[Dataset rows describing interfaces]
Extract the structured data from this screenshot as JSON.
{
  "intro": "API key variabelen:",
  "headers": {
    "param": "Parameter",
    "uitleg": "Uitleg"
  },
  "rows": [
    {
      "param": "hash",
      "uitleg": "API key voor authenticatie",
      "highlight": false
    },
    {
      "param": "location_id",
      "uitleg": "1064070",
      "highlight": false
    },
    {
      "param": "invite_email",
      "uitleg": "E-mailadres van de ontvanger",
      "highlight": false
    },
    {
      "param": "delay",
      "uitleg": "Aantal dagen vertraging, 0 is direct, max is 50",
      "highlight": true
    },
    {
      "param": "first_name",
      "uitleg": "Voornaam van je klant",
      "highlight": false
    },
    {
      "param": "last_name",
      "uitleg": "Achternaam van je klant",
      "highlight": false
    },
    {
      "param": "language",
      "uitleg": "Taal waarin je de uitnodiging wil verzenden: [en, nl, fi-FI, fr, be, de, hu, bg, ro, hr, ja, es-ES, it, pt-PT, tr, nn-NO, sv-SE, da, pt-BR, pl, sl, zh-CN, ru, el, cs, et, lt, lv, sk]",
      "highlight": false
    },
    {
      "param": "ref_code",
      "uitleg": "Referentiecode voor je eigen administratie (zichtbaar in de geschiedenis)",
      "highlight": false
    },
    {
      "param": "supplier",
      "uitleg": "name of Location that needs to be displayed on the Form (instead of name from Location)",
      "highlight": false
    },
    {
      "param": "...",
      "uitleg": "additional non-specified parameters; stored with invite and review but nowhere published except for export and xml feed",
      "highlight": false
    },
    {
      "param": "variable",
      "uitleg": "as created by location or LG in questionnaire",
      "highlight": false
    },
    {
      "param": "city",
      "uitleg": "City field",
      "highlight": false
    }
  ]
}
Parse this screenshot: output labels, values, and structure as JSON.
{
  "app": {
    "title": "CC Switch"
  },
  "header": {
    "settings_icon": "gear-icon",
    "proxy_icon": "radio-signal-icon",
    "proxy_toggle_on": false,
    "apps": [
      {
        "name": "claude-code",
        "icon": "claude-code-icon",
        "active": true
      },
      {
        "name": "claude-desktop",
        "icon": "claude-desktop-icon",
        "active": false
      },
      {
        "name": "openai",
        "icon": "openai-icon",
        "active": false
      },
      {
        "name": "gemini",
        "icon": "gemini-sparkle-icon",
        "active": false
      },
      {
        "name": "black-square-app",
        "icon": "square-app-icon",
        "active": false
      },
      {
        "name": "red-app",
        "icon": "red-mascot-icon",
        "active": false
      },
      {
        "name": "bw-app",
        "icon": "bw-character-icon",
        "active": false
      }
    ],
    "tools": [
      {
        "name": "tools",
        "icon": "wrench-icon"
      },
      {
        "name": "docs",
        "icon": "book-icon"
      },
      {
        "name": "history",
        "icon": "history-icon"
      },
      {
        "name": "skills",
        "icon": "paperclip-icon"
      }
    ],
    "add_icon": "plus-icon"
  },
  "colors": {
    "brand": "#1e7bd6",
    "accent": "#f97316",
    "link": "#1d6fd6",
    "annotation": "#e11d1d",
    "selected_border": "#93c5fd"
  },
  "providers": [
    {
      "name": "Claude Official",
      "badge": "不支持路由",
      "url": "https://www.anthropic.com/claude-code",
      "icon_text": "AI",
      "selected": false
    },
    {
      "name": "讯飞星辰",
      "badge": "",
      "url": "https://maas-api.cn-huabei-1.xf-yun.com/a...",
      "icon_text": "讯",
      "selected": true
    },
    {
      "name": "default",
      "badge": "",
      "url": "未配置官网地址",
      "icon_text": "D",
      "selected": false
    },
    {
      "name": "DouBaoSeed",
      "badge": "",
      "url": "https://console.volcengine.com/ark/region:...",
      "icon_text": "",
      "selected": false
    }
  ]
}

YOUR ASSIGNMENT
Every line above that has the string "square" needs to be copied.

YOUR RESPONSE
        "name": "black-square-app",
        "icon": "square-app-icon",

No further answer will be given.